Known for her subtle and elegant work employing a variety of media, Hirst's art is perhaps best described as an exploration of serendipity that can occur in unintended and unexpected places. Her sources may be particular objects or certain words whose meaning she may subtly shift by manipulation or juxtaposition. Hirst's output is multifarious, including drawing, sculpture, etched glass, collage, printed text and photography. While avoiding simple categorisation, Hirst's art is always characterised by a measured stance and sensitivity towards materials that has been present since she graduated in the late 1980s. Of her generation Hirst has remained one of the most consistent and discerning.
Penny Sexton, Curator

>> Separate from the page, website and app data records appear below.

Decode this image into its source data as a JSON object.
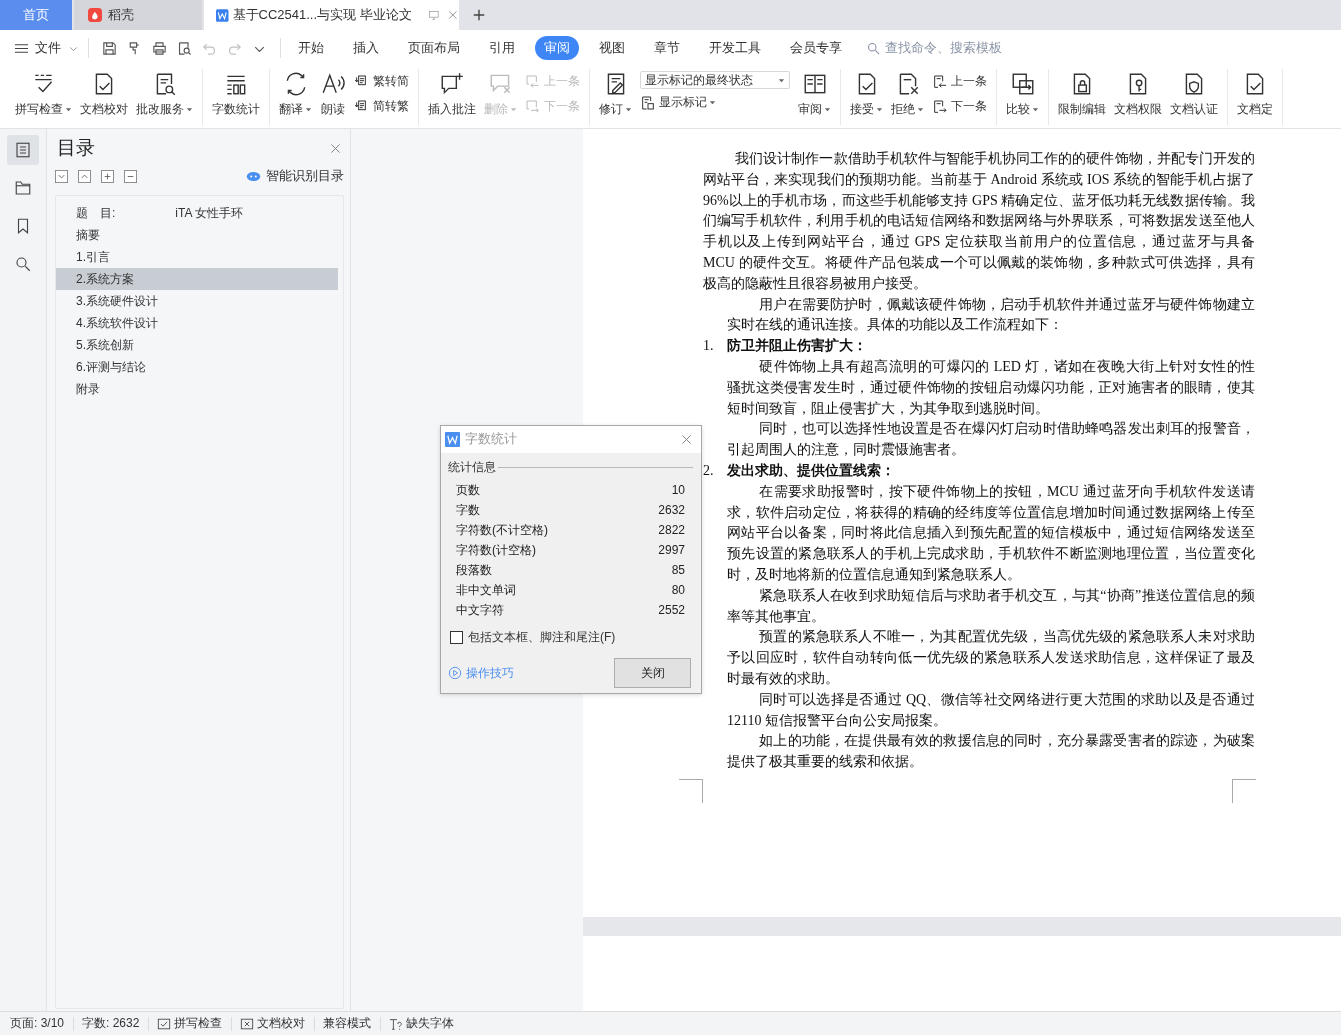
{
  "tabs": [
    {
      "kind": "home",
      "label": "首页",
      "selected": false
    },
    {
      "kind": "app",
      "label": "稻壳",
      "selected": false
    },
    {
      "kind": "document",
      "label": "基于CC2541...与实现 毕业论文",
      "selected": true
    }
  ],
  "menu": {
    "file": "文件",
    "quick_tools": [
      {
        "disabled": false
      },
      {
        "disabled": false
      },
      {
        "disabled": false
      },
      {
        "disabled": false
      },
      {
        "disabled": true
      },
      {
        "disabled": true
      },
      {
        "disabled": false
      }
    ],
    "tabs": [
      {
        "label": "开始",
        "selected": false
      },
      {
        "label": "插入",
        "selected": false
      },
      {
        "label": "页面布局",
        "selected": false
      },
      {
        "label": "引用",
        "selected": false
      },
      {
        "label": "审阅",
        "selected": true
      },
      {
        "label": "视图",
        "selected": false
      },
      {
        "label": "章节",
        "selected": false
      },
      {
        "label": "开发工具",
        "selected": false
      },
      {
        "label": "会员专享",
        "selected": false
      }
    ],
    "search": {
      "placeholder": "查找命令、搜索模板"
    }
  },
  "ribbon": [
    {
      "items": [
        {
          "kind": "large",
          "label": "拼写检查",
          "dropdown": true,
          "disabled": false
        },
        {
          "kind": "large",
          "label": "文档校对",
          "dropdown": false,
          "disabled": false
        },
        {
          "kind": "large",
          "label": "批改服务",
          "dropdown": true,
          "disabled": false
        }
      ]
    },
    {
      "items": [
        {
          "kind": "large",
          "label": "字数统计",
          "dropdown": false,
          "disabled": false
        }
      ]
    },
    {
      "items": [
        {
          "kind": "large",
          "label": "翻译",
          "dropdown": true,
          "disabled": false
        },
        {
          "kind": "large",
          "label": "朗读",
          "dropdown": false,
          "disabled": false
        },
        {
          "kind": "pair",
          "rows": [
            {
              "label": "繁转简",
              "disabled": false
            },
            {
              "label": "简转繁",
              "disabled": false
            }
          ]
        }
      ]
    },
    {
      "items": [
        {
          "kind": "large",
          "label": "插入批注",
          "dropdown": false,
          "disabled": false
        },
        {
          "kind": "large",
          "label": "删除",
          "dropdown": true,
          "disabled": true
        },
        {
          "kind": "pair",
          "rows": [
            {
              "label": "上一条",
              "disabled": true
            },
            {
              "label": "下一条",
              "disabled": true
            }
          ]
        }
      ]
    },
    {
      "items": [
        {
          "kind": "large",
          "label": "修订",
          "dropdown": true,
          "disabled": false
        },
        {
          "kind": "select",
          "value": "显示标记的最终状态",
          "below": {
            "label": "显示标记",
            "dropdown": true
          }
        },
        {
          "kind": "large",
          "label": "审阅",
          "dropdown": true,
          "disabled": false
        }
      ]
    },
    {
      "items": [
        {
          "kind": "large",
          "label": "接受",
          "dropdown": true,
          "disabled": false
        },
        {
          "kind": "large",
          "label": "拒绝",
          "dropdown": true,
          "disabled": false
        },
        {
          "kind": "pair",
          "rows": [
            {
              "label": "上一条",
              "disabled": false
            },
            {
              "label": "下一条",
              "disabled": false
            }
          ]
        }
      ]
    },
    {
      "items": [
        {
          "kind": "large",
          "label": "比较",
          "dropdown": true,
          "disabled": false
        }
      ]
    },
    {
      "items": [
        {
          "kind": "large",
          "label": "限制编辑",
          "dropdown": false,
          "disabled": false
        },
        {
          "kind": "large",
          "label": "文档权限",
          "dropdown": false,
          "disabled": false
        },
        {
          "kind": "large",
          "label": "文档认证",
          "dropdown": false,
          "disabled": false
        }
      ]
    },
    {
      "items": [
        {
          "kind": "large",
          "label": "文档定",
          "dropdown": false,
          "disabled": false
        }
      ]
    }
  ],
  "sidebar_rail": [
    {
      "selected": true
    },
    {
      "selected": false
    },
    {
      "selected": false
    },
    {
      "selected": false
    }
  ],
  "toc_panel": {
    "title": "目录",
    "smart_button": "智能识别目录",
    "items": [
      {
        "label": "题　目:　　　　　iTA 女性手环",
        "selected": false
      },
      {
        "label": "摘要",
        "selected": false
      },
      {
        "label": "1.引言",
        "selected": false
      },
      {
        "label": "2.系统方案",
        "selected": true
      },
      {
        "label": "3.系统硬件设计",
        "selected": false
      },
      {
        "label": "4.系统软件设计",
        "selected": false
      },
      {
        "label": "5.系统创新",
        "selected": false
      },
      {
        "label": "6.评测与结论",
        "selected": false
      },
      {
        "label": "附录",
        "selected": false
      }
    ]
  },
  "document": {
    "paragraphs": [
      {
        "kind": "lead",
        "text": "我们设计制作一款借助手机软件与智能手机协同工作的的硬件饰物，并配专门开发的网站平台，来实现我们的预期功能。当前基于 Android 系统或 IOS 系统的智能手机占据了 96%以上的手机市场，而这些手机能够支持 GPS 精确定位、蓝牙低功耗无线数据传输。我们编写手机软件，利用手机的电话短信网络和数据网络与外界联系，可将数据发送至他人手机以及上传到网站平台，通过 GPS 定位获取当前用户的位置信息，通过蓝牙与具备 MCU 的硬件交互。将硬件产品包装成一个可以佩戴的装饰物，多种款式可供选择，具有极高的隐蔽性且很容易被用户接受。"
      },
      {
        "kind": "text",
        "text": "用户在需要防护时，佩戴该硬件饰物，启动手机软件并通过蓝牙与硬件饰物建立实时在线的通讯连接。具体的功能以及工作流程如下："
      },
      {
        "kind": "heading",
        "number": "1.",
        "text": "防卫并阻止伤害扩大："
      },
      {
        "kind": "text",
        "text": "硬件饰物上具有超高流明的可爆闪的 LED 灯，诸如在夜晚大街上针对女性的性骚扰这类侵害发生时，通过硬件饰物的按钮启动爆闪功能，正对施害者的眼睛，使其短时间致盲，阻止侵害扩大，为其争取到逃脱时间。"
      },
      {
        "kind": "text",
        "text": "同时，也可以选择性地设置是否在爆闪灯启动时借助蜂鸣器发出刺耳的报警音，引起周围人的注意，同时震慑施害者。"
      },
      {
        "kind": "heading",
        "number": "2.",
        "text": "发出求助、提供位置线索："
      },
      {
        "kind": "text",
        "text": "在需要求助报警时，按下硬件饰物上的按钮，MCU 通过蓝牙向手机软件发送请求，软件启动定位，将获得的精确的经纬度等位置信息增加时间通过数据网络上传至网站平台以备案，同时将此信息插入到预先配置的短信模板中，通过短信网络发送至预先设置的紧急联系人的手机上完成求助，手机软件不断监测地理位置，当位置变化时，及时地将新的位置信息通知到紧急联系人。"
      },
      {
        "kind": "text",
        "text": "紧急联系人在收到求助短信后与求助者手机交互，与其“协商”推送位置信息的频率等其他事宜。"
      },
      {
        "kind": "text",
        "text": "预置的紧急联系人不唯一，为其配置优先级，当高优先级的紧急联系人未对求助予以回应时，软件自动转向低一优先级的紧急联系人发送求助信息，这样保证了最及时最有效的求助。"
      },
      {
        "kind": "text",
        "text": "同时可以选择是否通过 QQ、微信等社交网络进行更大范围的求助以及是否通过 12110 短信报警平台向公安局报案。"
      },
      {
        "kind": "text",
        "text": "如上的功能，在提供最有效的救援信息的同时，充分暴露受害者的踪迹，为破案提供了极其重要的线索和依据。"
      }
    ]
  },
  "dialog": {
    "title": "字数统计",
    "section": "统计信息",
    "rows": [
      {
        "label": "页数",
        "value": "10"
      },
      {
        "label": "字数",
        "value": "2632"
      },
      {
        "label": "字符数(不计空格)",
        "value": "2822"
      },
      {
        "label": "字符数(计空格)",
        "value": "2997"
      },
      {
        "label": "段落数",
        "value": "85"
      },
      {
        "label": "非中文单词",
        "value": "80"
      },
      {
        "label": "中文字符",
        "value": "2552"
      }
    ],
    "option": {
      "label": "包括文本框、脚注和尾注(F)",
      "checked": false
    },
    "tips_link": "操作技巧",
    "close_button": "关闭"
  },
  "status_bar": [
    {
      "kind": "text",
      "label": "页面: 3/10"
    },
    {
      "kind": "text",
      "label": "字数: 2632"
    },
    {
      "kind": "spell",
      "label": "拼写检查"
    },
    {
      "kind": "proof",
      "label": "文档校对"
    },
    {
      "kind": "text",
      "label": "兼容模式"
    },
    {
      "kind": "font",
      "label": "缺失字体"
    }
  ]
}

These objects pack power, but writing about it is well nigh impossible. What is really noticeable is that Hirst understands metaphors. She can summon and control them. This is a rare gift. What she seems to do is this: she suggests a number of possible metaphors, but fulfils none of them. At the same time she ensures that they are coherent one with another. This sets up a kind of magnetic field of associations in which (the viewer feels) the imagination is held, as if suspended, or floating. And in this way the work's subject becomes not just the connections, but the very idea of connection itself. This in turn becomes metaphorical: it is about language, and human relationships.
David Lillington, Writer and Curator